Where does the word "icon" occur in the data below? Copy each line that holds it.

[Supplied records]

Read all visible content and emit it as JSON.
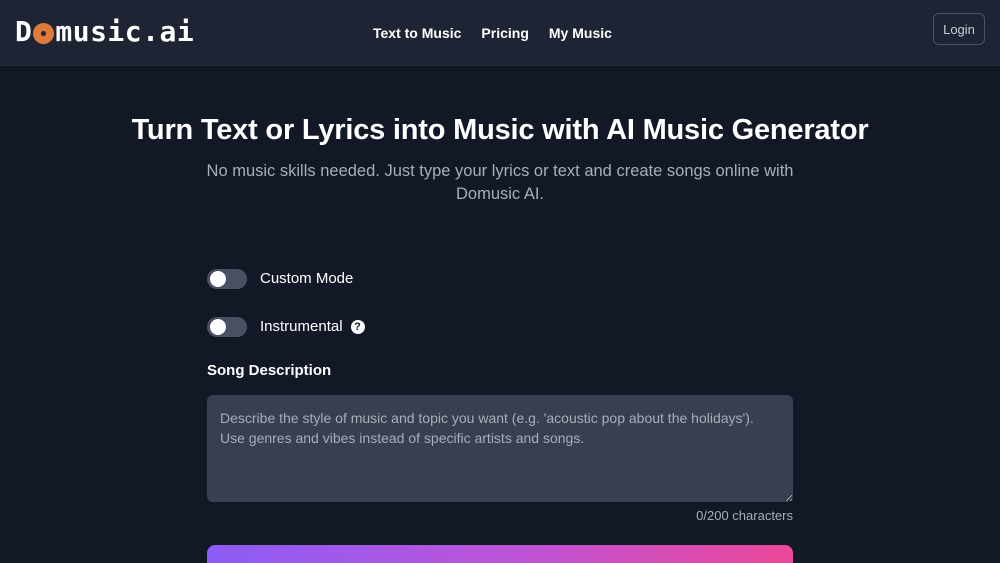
{
  "header": {
    "logo": {
      "prefix": "D",
      "suffix": "music.ai",
      "disc_icon": "vinyl-disc-icon",
      "disc_color": "#e07a3a"
    },
    "nav": [
      {
        "label": "Text to Music"
      },
      {
        "label": "Pricing"
      },
      {
        "label": "My Music"
      }
    ],
    "login_label": "Login"
  },
  "hero": {
    "title": "Turn Text or Lyrics into Music with AI Music Generator",
    "subtitle": "No music skills needed. Just type your lyrics or text and create songs online with Domusic AI."
  },
  "form": {
    "custom_mode": {
      "label": "Custom Mode",
      "enabled": false
    },
    "instrumental": {
      "label": "Instrumental",
      "enabled": false,
      "help_icon": "question-circle-icon",
      "help_glyph": "?"
    },
    "song_description": {
      "label": "Song Description",
      "value": "",
      "placeholder": "Describe the style of music and topic you want (e.g. 'acoustic pop about the holidays'). Use genres and vibes instead of specific artists and songs.",
      "counter": "0/200 characters"
    }
  },
  "colors": {
    "background": "#131826",
    "header": "#1e2433",
    "gradient_start": "#8b5cf6",
    "gradient_end": "#ec4899"
  }
}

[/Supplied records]

Exercise answer:
      "disc_icon": "vinyl-disc-icon",
      "help_icon": "question-circle-icon",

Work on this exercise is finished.